Christopher Columbus believed that Indians would serve as
a slave labor force for Europeans, especially on the sugar
cane plantations off the western coast of north Africa.
Convinced that the Taino Indians of the Caribbean would
make ideal slaves, he transported 500 to Spain in 1495.
Some 200 died during the overseas voyage. Thus Columbus
initiated the African slave trade, which originally moved
from the New World to the Old, rather than the reverse.
the beginning of the sixteenth century, Spain's experiments
in enslaving Indians were failing. To meet the mounting
demand for labor in mining and agriculture, the Spanish
began to exploit a new labor force: slaves from western
was a familiar institution to many sixteenth-century Europeans.
Although slavery had gradually died out in northwestern
Europe, it continued to flourish around the Mediterranean
Sea. Ongoing warfare between Christianity and Islam produced
thousands of slave laborers, who were put to work in heavy
agriculture in Italy, southern France, eastern Spain, Sicily,

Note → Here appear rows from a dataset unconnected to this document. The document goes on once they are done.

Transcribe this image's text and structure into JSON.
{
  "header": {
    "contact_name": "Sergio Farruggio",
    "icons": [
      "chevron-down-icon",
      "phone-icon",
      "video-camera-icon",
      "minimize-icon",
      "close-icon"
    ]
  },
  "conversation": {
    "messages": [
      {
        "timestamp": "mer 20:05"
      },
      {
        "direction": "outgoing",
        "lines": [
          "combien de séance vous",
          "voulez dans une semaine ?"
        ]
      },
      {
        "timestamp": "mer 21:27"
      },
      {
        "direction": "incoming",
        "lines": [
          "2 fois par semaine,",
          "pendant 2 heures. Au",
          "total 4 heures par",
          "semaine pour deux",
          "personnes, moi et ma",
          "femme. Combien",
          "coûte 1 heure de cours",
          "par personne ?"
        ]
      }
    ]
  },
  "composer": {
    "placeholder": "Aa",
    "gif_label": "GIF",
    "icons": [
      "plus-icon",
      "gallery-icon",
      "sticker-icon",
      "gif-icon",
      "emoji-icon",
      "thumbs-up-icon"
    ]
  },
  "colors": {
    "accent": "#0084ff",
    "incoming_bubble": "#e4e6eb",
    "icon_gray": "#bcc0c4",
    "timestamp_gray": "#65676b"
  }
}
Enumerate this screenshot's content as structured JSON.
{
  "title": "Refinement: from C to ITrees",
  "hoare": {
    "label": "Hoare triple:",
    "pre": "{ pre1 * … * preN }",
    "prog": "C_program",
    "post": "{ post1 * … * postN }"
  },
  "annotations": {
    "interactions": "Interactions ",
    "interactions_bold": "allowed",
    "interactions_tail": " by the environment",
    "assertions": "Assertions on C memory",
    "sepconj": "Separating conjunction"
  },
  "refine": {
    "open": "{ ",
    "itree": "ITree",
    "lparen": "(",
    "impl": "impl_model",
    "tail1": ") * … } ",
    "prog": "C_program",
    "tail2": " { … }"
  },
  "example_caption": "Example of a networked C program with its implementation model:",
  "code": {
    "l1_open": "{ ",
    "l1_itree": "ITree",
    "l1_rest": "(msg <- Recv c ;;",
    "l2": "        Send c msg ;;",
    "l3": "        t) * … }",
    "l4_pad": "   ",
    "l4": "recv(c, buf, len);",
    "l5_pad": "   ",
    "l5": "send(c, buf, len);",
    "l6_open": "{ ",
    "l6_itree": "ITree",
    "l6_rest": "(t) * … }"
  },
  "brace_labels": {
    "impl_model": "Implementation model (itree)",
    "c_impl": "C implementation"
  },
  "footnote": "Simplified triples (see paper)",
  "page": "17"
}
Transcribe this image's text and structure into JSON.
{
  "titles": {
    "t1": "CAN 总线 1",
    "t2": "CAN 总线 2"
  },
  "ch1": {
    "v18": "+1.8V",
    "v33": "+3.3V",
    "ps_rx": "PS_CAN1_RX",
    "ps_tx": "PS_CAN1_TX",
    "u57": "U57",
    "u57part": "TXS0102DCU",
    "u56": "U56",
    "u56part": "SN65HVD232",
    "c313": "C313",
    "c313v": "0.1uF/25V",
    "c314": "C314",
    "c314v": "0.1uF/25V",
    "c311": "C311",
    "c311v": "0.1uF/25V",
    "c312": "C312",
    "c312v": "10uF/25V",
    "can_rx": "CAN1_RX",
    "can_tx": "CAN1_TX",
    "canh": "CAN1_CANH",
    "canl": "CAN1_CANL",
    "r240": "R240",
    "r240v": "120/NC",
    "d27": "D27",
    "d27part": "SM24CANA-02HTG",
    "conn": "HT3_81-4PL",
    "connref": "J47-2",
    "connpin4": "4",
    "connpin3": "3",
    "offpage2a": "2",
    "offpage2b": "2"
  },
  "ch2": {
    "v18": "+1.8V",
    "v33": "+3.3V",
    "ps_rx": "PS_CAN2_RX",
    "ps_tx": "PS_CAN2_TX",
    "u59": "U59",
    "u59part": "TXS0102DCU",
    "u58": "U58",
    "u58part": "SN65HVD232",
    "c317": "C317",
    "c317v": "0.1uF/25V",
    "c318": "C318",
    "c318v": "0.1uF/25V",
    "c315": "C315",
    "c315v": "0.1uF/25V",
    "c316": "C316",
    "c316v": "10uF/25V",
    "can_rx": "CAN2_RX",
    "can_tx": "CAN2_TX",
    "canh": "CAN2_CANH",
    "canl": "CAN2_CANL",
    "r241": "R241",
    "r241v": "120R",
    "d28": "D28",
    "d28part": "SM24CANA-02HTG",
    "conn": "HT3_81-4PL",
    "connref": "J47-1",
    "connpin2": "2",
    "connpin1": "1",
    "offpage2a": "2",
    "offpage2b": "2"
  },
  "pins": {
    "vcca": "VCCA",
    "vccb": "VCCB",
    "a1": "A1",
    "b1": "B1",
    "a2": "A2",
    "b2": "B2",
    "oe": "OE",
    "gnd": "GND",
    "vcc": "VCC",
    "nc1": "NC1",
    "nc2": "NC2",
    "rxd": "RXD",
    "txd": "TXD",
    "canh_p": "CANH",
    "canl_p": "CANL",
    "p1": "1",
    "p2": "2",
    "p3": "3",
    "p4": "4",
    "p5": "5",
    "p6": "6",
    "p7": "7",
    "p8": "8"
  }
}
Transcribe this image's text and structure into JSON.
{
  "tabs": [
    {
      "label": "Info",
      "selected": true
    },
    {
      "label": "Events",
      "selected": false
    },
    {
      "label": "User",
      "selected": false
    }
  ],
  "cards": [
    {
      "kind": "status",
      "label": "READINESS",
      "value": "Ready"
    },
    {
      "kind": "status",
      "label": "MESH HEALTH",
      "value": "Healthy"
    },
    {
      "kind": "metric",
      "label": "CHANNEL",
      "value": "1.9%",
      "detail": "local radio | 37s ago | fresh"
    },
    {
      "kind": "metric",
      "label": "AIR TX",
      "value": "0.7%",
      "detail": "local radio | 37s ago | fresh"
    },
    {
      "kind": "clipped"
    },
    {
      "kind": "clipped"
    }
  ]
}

and eastern Europe near the Black Sea. Most slaves in this
area were "white"--either Arabs or natives of
Russia and eastern Europe. But by the mid-fifteenth century,
the expansion of the Ottoman empire cut off the supply of
white slaves. It was during the mid-fifteenth century that
Portugal established trading relations along the West African
coast, and discovered that it was able to purchase huge
numbers of black slaves at a low cost.
factors made African slaves the cheapest and most expedient
labor source. The prevailing ocean currents made it relatively
easy to transport Africans to the Caribbean. Further, because
Africans came from developed agricultural societies, they
were already familiar with highly organized tropical agriculture.
The first African slaves were brought to the New World as
early as 1502, where they would mine precious metals and
raise sugar, coffee, and tobacco--the first goods sold to
a mass consumer market.
African slave trade would be an indispensable part of European
settlement and development of the New World. By the mid-eighteenth
century, slaves could be found everywhere in the Americas
from French Canada to Chile. Indeed, the number of Africans
forcibly imported into the New World actually exceeded the
number of whites who would come to the Americas before the
1830s. Between 1492 and 1820, approximately ten to fifteen
million Africans were forcibly brought to the New World,
while only about two million Europeans had migrated. In
this excerpt, Alonzo de Zuazo (1466-1527), the Spanish Judge
of Hispaniola, argues that slavery is essential for Caribbean